Jesus Christ is the Only Begotten Son of Heavenly Father. He created the earth under the direction of Heavenly Father. He directs the work of Heavenly Father on the earth through living prophets. Jesus is the head of our Church. In the Old Testament, Jesus is known as Jehovah or the Lord. Through the Atonement of Jesus Christ, we will be resurrected and have the opportunity to repent and return to Heavenly Father. We pray to Heavenly Father in the name of Jesus Christ.
The Holy Ghost is a personage of spirit. He does not have a physical body. When we are baptized, we receive the gift of the Holy Ghost, which is the right to have his constant help and comfort in our lives. If we are worthy, Heavenly Father answers our prayers and speaks to us through the Holy Ghost. The Holy Ghost speaks in a still, small voice to our hearts and minds.
To review the roles and titles of the three members of the Godhead, prepare the following wordstrips. Make three columns on the chalkboard with the title of a member of the Godhead at the top of each one. Have each child choose a wordstrip and place it under the appropriate heading. Continue until all the wordstrips have been placed and discussed.
Write on pieces of paper worldly things we sometimes worship, such as money; power; popularity; celebrities; recreation; sports; physical appearance; clothing; and so on. Display the object used in the attention activity. Have the children take turns choosing one of the papers and attaching it to the object. Have the children discuss how some people place too much value on such things and ask the children what we can do to avoid worshiping worldly things or making them too important in our lives. Help the children realize the importance of putting Heavenly Father and what he wants us to do first in our lives.
Have the children memorize part of 1 Kings 18:21: “How long halt ye between two opinions? if the Lord be God, follow him.” Stress the importance of deciding now to always worship Heavenly Father and to not allow other things to pull us away from him.

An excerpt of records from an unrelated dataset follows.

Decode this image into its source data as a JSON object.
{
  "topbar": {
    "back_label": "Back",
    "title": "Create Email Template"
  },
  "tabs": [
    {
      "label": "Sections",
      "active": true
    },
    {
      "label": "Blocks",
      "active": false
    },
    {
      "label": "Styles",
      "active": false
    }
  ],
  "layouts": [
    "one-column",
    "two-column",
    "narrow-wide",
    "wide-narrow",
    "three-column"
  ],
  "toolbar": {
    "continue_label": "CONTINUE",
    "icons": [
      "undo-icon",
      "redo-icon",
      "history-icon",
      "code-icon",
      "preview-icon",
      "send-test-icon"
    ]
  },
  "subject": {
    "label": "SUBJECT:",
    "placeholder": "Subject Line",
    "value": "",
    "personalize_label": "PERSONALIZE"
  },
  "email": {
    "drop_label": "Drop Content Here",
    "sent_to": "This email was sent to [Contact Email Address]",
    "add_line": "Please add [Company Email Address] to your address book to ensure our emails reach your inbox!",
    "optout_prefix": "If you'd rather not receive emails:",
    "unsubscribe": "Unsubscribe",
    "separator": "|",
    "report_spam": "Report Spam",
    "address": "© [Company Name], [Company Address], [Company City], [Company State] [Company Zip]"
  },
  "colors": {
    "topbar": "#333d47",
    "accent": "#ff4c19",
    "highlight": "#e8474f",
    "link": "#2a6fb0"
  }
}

Tell the children that the first three of the Ten Commandments given by the Lord to Moses tell us how we should worship the only true God (see Exodus 20:3–7). Read the following commandments with the children. Ask them how following each commandment can help them worship Heavenly Father.

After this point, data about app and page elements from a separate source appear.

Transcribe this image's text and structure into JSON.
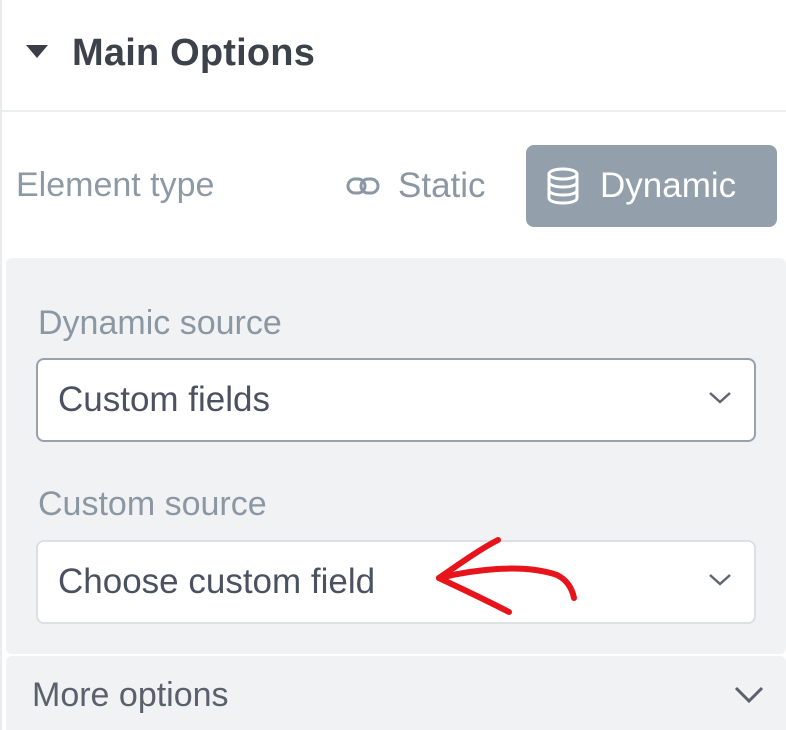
{
  "header": {
    "title": "Main Options"
  },
  "element_type": {
    "label": "Element type",
    "options": [
      {
        "label": "Static",
        "icon": "link-icon",
        "selected": false
      },
      {
        "label": "Dynamic",
        "icon": "database-icon",
        "selected": true
      }
    ]
  },
  "dynamic_source": {
    "label": "Dynamic source",
    "value": "Custom fields"
  },
  "custom_source": {
    "label": "Custom source",
    "placeholder": "Choose custom field"
  },
  "more_options": {
    "label": "More options"
  },
  "colors": {
    "selected_bg": "#93a0ab",
    "annotation_arrow": "#e8141c"
  }
}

“Thou shalt have no other gods before me” (Exodus 20:3).
“Thou shalt not make unto thee any graven image, or any likeness of any thing that is in heaven above, or that is in the earth beneath, or that is in the water under the earth. Thou shalt not bow down thyself to them, nor serve them” (Exodus 20:4–5).
“Thou shalt not take the name of the Lord thy God in vain” (Exodus 20:7).
Explain that during his life on earth Jesus Christ summarized the Ten Commandments into two great commandments, to love God and to love others. Read and discuss the first great commandment:
“Thou shalt love the Lord thy God with all thy heart, and with all thy soul, and with all thy mind. This is the first and great commandment” (Matthew 22:37–38).
Ask the children what all these commandments tell us about the importance of worshiping Heavenly Father.
Sing or read the words to “I Know My Father Lives” (Children’s Songbook, p. 5), “I Am a Child of God” (Children’s Songbook, p. 2; or Hymns, no. 301), or “I Lived in Heaven” (Children’s Songbook, p. 4).
Invite a child to give the closing prayer.